§ **PROBLEM REQUIREMENTS**:
Every line below that contains "Polygons" is to be copied.

§ **MATERIAL PROVIDED**:
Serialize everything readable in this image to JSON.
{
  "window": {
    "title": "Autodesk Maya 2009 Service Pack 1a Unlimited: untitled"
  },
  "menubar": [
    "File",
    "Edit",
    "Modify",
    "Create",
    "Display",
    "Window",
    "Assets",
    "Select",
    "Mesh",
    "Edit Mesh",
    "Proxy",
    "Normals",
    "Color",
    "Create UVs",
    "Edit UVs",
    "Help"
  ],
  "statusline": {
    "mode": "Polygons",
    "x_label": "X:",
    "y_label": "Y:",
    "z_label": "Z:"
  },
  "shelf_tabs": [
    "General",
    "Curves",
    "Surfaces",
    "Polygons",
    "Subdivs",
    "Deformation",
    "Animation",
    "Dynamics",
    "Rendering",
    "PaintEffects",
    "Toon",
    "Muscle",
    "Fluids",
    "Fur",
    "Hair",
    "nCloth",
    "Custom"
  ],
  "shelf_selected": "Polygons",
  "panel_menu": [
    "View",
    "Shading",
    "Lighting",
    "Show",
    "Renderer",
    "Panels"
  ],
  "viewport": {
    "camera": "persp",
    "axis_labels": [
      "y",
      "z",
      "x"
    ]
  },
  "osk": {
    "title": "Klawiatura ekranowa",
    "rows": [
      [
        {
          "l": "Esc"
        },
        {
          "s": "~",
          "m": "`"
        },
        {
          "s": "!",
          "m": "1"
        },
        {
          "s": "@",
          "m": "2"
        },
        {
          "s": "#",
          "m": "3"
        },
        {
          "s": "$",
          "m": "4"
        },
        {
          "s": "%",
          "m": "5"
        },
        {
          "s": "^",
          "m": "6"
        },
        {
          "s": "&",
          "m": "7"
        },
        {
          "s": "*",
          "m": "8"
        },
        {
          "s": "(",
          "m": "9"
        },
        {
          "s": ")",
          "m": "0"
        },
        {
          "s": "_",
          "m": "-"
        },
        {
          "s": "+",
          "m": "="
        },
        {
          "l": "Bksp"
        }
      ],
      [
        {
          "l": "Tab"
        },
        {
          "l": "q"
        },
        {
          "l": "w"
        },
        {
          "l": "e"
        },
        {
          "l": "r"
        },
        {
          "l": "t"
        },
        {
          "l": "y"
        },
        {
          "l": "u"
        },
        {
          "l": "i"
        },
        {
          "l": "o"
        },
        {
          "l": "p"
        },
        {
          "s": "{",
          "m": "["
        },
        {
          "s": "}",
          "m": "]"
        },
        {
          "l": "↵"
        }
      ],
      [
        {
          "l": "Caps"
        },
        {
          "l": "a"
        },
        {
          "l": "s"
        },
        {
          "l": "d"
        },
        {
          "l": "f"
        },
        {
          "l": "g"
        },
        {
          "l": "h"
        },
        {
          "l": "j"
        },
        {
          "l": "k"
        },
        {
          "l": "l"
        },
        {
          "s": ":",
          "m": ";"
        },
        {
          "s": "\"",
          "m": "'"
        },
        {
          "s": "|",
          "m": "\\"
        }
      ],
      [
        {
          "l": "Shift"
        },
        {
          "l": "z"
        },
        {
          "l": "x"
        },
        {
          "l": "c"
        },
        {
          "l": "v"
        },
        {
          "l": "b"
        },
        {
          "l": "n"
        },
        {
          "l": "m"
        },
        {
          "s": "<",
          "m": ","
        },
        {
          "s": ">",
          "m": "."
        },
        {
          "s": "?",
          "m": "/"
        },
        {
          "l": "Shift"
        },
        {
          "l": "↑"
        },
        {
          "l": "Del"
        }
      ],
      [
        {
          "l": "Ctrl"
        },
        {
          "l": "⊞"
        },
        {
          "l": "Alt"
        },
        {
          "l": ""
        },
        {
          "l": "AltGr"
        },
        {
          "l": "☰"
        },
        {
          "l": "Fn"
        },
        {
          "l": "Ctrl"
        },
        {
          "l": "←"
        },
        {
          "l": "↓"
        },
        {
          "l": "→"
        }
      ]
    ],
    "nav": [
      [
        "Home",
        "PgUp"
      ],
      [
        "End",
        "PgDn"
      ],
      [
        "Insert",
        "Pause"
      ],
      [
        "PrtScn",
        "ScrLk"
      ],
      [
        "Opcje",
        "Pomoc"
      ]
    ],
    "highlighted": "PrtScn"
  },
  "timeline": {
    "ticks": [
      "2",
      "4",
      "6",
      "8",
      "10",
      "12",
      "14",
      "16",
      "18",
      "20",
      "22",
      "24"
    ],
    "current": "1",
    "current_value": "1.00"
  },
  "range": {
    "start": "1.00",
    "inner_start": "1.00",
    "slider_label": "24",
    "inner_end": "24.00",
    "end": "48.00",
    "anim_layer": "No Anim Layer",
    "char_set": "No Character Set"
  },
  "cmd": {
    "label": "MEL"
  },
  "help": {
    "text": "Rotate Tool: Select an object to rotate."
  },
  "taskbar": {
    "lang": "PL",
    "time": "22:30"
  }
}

§ **SOLUTION FOR THIS EXERCISE**:
    "mode": "Polygons",
    "Polygons",
  "shelf_selected": "Polygons",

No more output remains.